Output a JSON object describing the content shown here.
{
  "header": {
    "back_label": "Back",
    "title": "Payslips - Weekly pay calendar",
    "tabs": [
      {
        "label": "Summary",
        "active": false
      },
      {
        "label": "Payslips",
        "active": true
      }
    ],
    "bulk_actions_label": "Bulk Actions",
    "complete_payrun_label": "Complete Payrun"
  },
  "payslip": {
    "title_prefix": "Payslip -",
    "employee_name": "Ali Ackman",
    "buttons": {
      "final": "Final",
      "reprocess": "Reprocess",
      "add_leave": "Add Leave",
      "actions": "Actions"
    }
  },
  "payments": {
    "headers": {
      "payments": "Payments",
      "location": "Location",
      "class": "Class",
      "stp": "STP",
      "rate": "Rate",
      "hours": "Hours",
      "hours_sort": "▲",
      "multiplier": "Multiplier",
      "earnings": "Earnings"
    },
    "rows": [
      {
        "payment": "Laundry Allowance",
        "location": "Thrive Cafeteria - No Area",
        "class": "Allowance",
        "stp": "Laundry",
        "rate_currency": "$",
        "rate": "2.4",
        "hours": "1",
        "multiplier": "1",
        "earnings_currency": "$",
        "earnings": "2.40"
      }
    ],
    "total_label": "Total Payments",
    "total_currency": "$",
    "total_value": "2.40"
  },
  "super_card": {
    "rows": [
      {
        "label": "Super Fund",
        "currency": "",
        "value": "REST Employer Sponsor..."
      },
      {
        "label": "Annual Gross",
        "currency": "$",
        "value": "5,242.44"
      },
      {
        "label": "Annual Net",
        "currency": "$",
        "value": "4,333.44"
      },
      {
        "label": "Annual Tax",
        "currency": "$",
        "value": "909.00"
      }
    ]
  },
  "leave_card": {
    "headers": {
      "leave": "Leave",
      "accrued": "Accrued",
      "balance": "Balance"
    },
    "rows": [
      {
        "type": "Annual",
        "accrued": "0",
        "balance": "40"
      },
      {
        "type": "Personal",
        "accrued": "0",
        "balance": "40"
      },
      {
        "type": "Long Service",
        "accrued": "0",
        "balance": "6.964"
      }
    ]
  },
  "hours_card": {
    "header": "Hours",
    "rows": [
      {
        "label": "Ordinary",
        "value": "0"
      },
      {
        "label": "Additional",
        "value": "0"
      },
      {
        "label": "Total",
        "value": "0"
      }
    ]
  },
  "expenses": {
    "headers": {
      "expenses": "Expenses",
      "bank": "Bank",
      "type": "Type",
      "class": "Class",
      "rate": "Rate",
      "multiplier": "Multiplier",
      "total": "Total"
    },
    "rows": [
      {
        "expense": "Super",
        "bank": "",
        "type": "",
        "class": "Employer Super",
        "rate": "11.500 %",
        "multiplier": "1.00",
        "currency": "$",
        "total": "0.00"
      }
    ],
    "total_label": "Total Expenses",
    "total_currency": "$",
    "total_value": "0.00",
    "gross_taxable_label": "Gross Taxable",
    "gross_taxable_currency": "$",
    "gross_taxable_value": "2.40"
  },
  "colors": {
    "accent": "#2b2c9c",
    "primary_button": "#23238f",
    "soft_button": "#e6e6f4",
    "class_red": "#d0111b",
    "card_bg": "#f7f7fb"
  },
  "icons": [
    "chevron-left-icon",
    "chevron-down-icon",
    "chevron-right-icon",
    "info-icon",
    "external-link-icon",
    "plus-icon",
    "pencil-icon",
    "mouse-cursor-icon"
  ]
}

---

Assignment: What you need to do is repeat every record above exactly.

Output for this exercise:
Output a JSON object describing the content shown here.
{
  "header": {
    "back_label": "Back",
    "title": "Payslips - Weekly pay calendar",
    "tabs": [
      {
        "label": "Summary",
        "active": false
      },
      {
        "label": "Payslips",
        "active": true
      }
    ],
    "bulk_actions_label": "Bulk Actions",
    "complete_payrun_label": "Complete Payrun"
  },
  "payslip": {
    "title_prefix": "Payslip -",
    "employee_name": "Ali Ackman",
    "buttons": {
      "final": "Final",
      "reprocess": "Reprocess",
      "add_leave": "Add Leave",
      "actions": "Actions"
    }
  },
  "payments": {
    "headers": {
      "payments": "Payments",
      "location": "Location",
      "class": "Class",
      "stp": "STP",
      "rate": "Rate",
      "hours": "Hours",
      "hours_sort": "▲",
      "multiplier": "Multiplier",
      "earnings": "Earnings"
    },
    "rows": [
      {
        "payment": "Laundry Allowance",
        "location": "Thrive Cafeteria - No Area",
        "class": "Allowance",
        "stp": "Laundry",
        "rate_currency": "$",
        "rate": "2.4",
        "hours": "1",
        "multiplier": "1",
        "earnings_currency": "$",
        "earnings": "2.40"
      }
    ],
    "total_label": "Total Payments",
    "total_currency": "$",
    "total_value": "2.40"
  },
  "super_card": {
    "rows": [
      {
        "label": "Super Fund",
        "currency": "",
        "value": "REST Employer Sponsor..."
      },
      {
        "label": "Annual Gross",
        "currency": "$",
        "value": "5,242.44"
      },
      {
        "label": "Annual Net",
        "currency": "$",
        "value": "4,333.44"
      },
      {
        "label": "Annual Tax",
        "currency": "$",
        "value": "909.00"
      }
    ]
  },
  "leave_card": {
    "headers": {
      "leave": "Leave",
      "accrued": "Accrued",
      "balance": "Balance"
    },
    "rows": [
      {
        "type": "Annual",
        "accrued": "0",
        "balance": "40"
      },
      {
        "type": "Personal",
        "accrued": "0",
        "balance": "40"
      },
      {
        "type": "Long Service",
        "accrued": "0",
        "balance": "6.964"
      }
    ]
  },
  "hours_card": {
    "header": "Hours",
    "rows": [
      {
        "label": "Ordinary",
        "value": "0"
      },
      {
        "label": "Additional",
        "value": "0"
      },
      {
        "label": "Total",
        "value": "0"
      }
    ]
  },
  "expenses": {
    "headers": {
      "expenses": "Expenses",
      "bank": "Bank",
      "type": "Type",
      "class": "Class",
      "rate": "Rate",
      "multiplier": "Multiplier",
      "total": "Total"
    },
    "rows": [
      {
        "expense": "Super",
        "bank": "",
        "type": "",
        "class": "Employer Super",
        "rate": "11.500 %",
        "multiplier": "1.00",
        "currency": "$",
        "total": "0.00"
      }
    ],
    "total_label": "Total Expenses",
    "total_currency": "$",
    "total_value": "0.00",
    "gross_taxable_label": "Gross Taxable",
    "gross_taxable_currency": "$",
    "gross_taxable_value": "2.40"
  },
  "colors": {
    "accent": "#2b2c9c",
    "primary_button": "#23238f",
    "soft_button": "#e6e6f4",
    "class_red": "#d0111b",
    "card_bg": "#f7f7fb"
  },
  "icons": [
    "chevron-left-icon",
    "chevron-down-icon",
    "chevron-right-icon",
    "info-icon",
    "external-link-icon",
    "plus-icon",
    "pencil-icon",
    "mouse-cursor-icon"
  ]
}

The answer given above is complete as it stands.